An unlikely name for a specialty chocolate line that celebrates Filipino flavors.
Niccolo Machiavelli (1469 ”“ 1527) was an Italian political philosopher and statesman. His political treatises ”“ most notably, The Prince (1513) – generated controversy (then and now) because of its outlined strategies devised to keep a dictator in power. Those musings are the basis of modern political philosophy, giving rise to the terms, “Machiavelli” (one who connives and contrives) and “Machiavellianism” (the use of deception or scheming, usually in politics).
Like the name Machiavelli, its chocolate namesake is also susceptible to all sorts of interpretations. Says Raul Matias, the chocolatier-owner of Machiavelli Chocolatier, “Historians made him [Machiavelli] look bad but actually he’s very pragmatic. He believes that there’s no such thing as absolute good, absolute virtue, which I think is true. He was way ahead of his time.” Pointing at his boutique’s signage, he avers, “It’s a very strong name. And easy to remember. The quotes on the website are also from him.”
Politics have no relation to morals. ”“ Niccolo Macchiavelli
Chocolates have no relation to morals. ”“ Machiavelli Chocolatier
In just under a year since Machiavelli Chocolatier has hit local shores, runaway favorites include the Yema de Manila (patterned after the leche flan ), a divination of egg yolks and sugar mixed with chocolate, and Purple Yam Yum whose whimsical color peeks out upon first bite. I never even considered that ube and chocolate would work, but here it does. There’s something appealing about the balance created between the earthiness of the tuber and the smoky tones of the chocolate.
Raul spent what he calls, “… the first half of my life” in the States working as a Physical Therapist. As his interest in that profession waned, he remembered his childhood love for chocolates, specifically his daily breakfast of Nestlé Crunch. “I loved chocolates even back then,” he recalls. So, through hard-edged diligence, Raul put himself through four years of schooling in Canada and Paris, pursuing his passion for the cocoa bean.

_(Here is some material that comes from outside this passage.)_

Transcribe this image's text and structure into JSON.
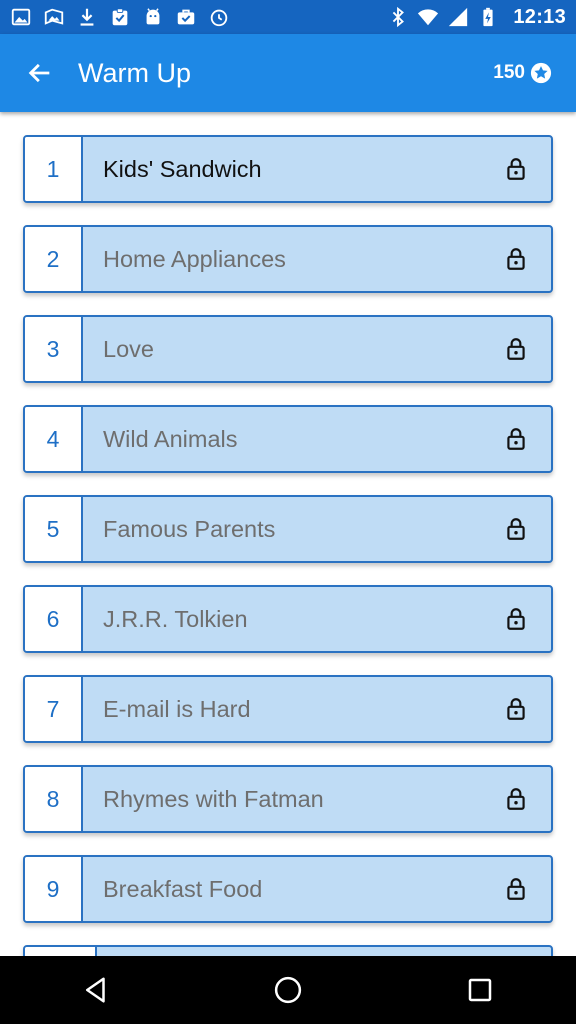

In 2004, Raul shuttled between Florida, Connecticut, and New York apprenticing at various chocolate boutiques and molding truffles with the likes of notable pastry chef, Fritz Knipschildt. “Those stores were very secretive about their techniques. I’d only arrive when the ganache was already made,” he exclaims, waving his hands animatedly, a charming mannerism of his. Before the year ended, Machiavelli was born in a rented professional kitchen in New York. “I’d make chocolates on the weekend and peddle them from store to store,” Raul remembers.
Machiavelli met with moderate success and after much thought, Raul decided to bring the business to Manila. “Wala pa naman chocolatier na Filipino,” he muses, “and I really wanted to come home.” A pause, and then he declares, “I’m very patriotic!”
I fix him with a blank stare.
Raul chuckles, “Believe it or not, Lori, I’m a Filipino first and last.”
“My gosh, I wish I interviewed more people like you,” I reply in amazement.
But once we move to the display cases and I take a good look at the chocolates’ gleaming exteriors, there’s no denying the Pinoy national pride that Machiavelli chocolates are a paean to. Flavors whose names conjure tropical, sugar-full fantasies that are as exotic as the ingredients used to make them: Coconut Screw, Lychee Noir, Guava Asia, Negros Crunch Dark, and my favorite, Ivorie (IH-vo-ree; short “I”) Jack. The latter is a white chocolate ganache infused with langka (jackfruit), its distinct aroma and flavor enhanced by the lushness of the white chocolate ”“ sweet, flowery, a touch of peach even, layers of flavor building a taste-echo of memory in the mouth. Truly, European chocolates married to Asian flavors.
”Experience the chocolate. Eat it slowly. Sit down and drink water in between flavors. Arte no? Raul laughs.
Using native ingredients is the cornerstone of Machiavelli Chocolatier. Raul’s latest creation, the Negros Crunch (dark and milk), is named after the muscovado sugar that Negros is famous for. “Negros used to be the top exporter of muscovado. [Abroad], it’s now called Barbados sugar. I want to take it back, I want to take history back.” He details upcoming flavors, one he calls a classic “vintage truffle” made with Palawan honey. “Ayoko maging boring,” Raul says proudly, emphasizing his point with his hands. “I like reinventing and I want Machiavelli to stay forever; it’s a global name, no boundaries.”
G/F Rustan’s Makati, Essenses Area, near Glorietta 4.